While Downton Abbey’s Crawley family struggles with endless historical-event-inspired crises, their clothing — including, perhaps, the outfit worn by Lord Grantham when he stood up for the homosexual Thomas and one of the large purple hats the Dowager Countess wears when going into battle against Isobel — is making its way to Toronto.
Built in the mid-to-late 19th century and restored to how it looked in the 1920s and ’30s, the charming mansion known as the Spadina Museum is the ideal setting for a Downton Abbey exhibit.
Last year the museum started doing Downton Abbey–themed tours. Museum administrator Karen Edwards explains: “As you went through the house with a staff person, they would link the themes and stories of the fictional Crawley family with the real-life things that were happening in Toronto and at Spadina Museum in the same time period, including the changing roles of women, increased technology and the impact of the First World War.”
Linking the museum to the show turned out to be a great way to get people interested in Spadina House and in Toronto’s history. “It operated as a way to start a conversation with people that isn’t very threatening and made people feel like they didn’t have to be history nerds to visit the museum,” Edwards says.

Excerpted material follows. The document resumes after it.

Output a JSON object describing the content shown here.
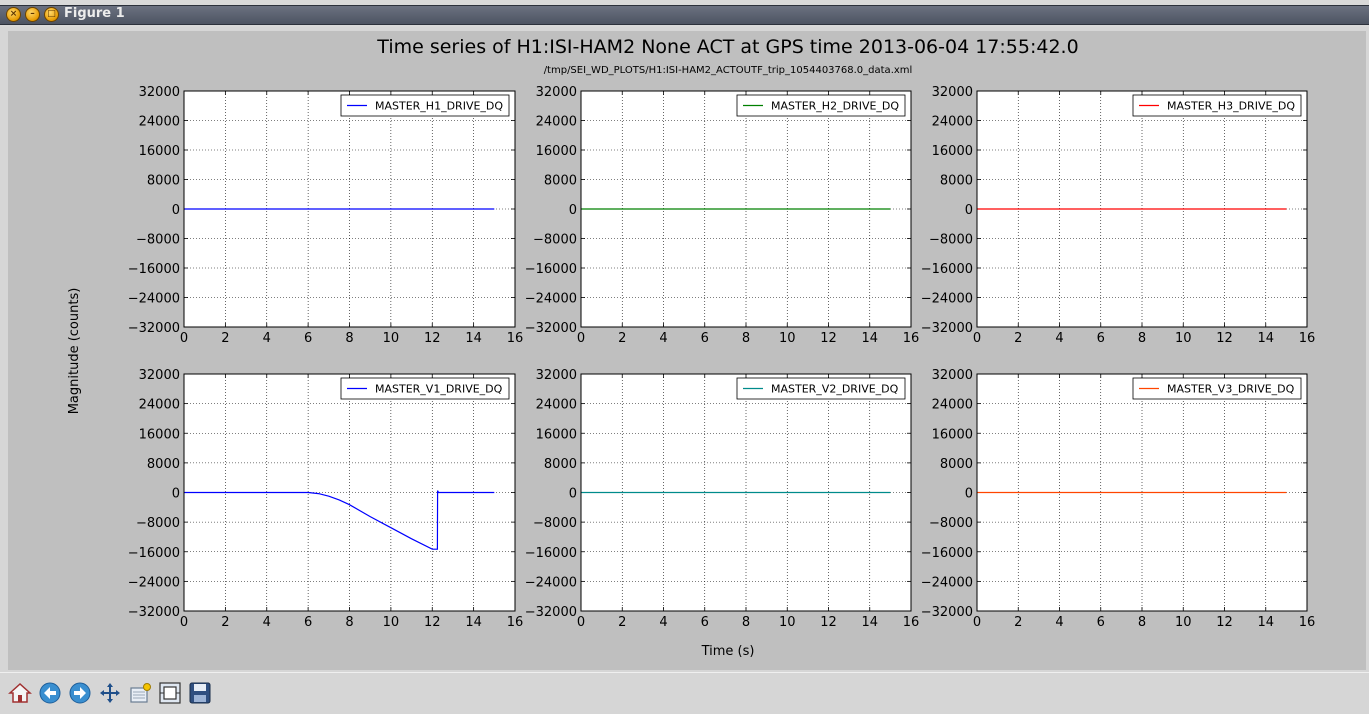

The tours were such a success that it was decided to put on a full-blown Downton Abbey exhibit, featuring 20 costumes actually worn in the first three seasons of the show (complete with stains, aka “real Downton Abbey dirt”), period-appropriate dresses and accessories from the City of Toronto collection, and the now-quite-popular themed tours.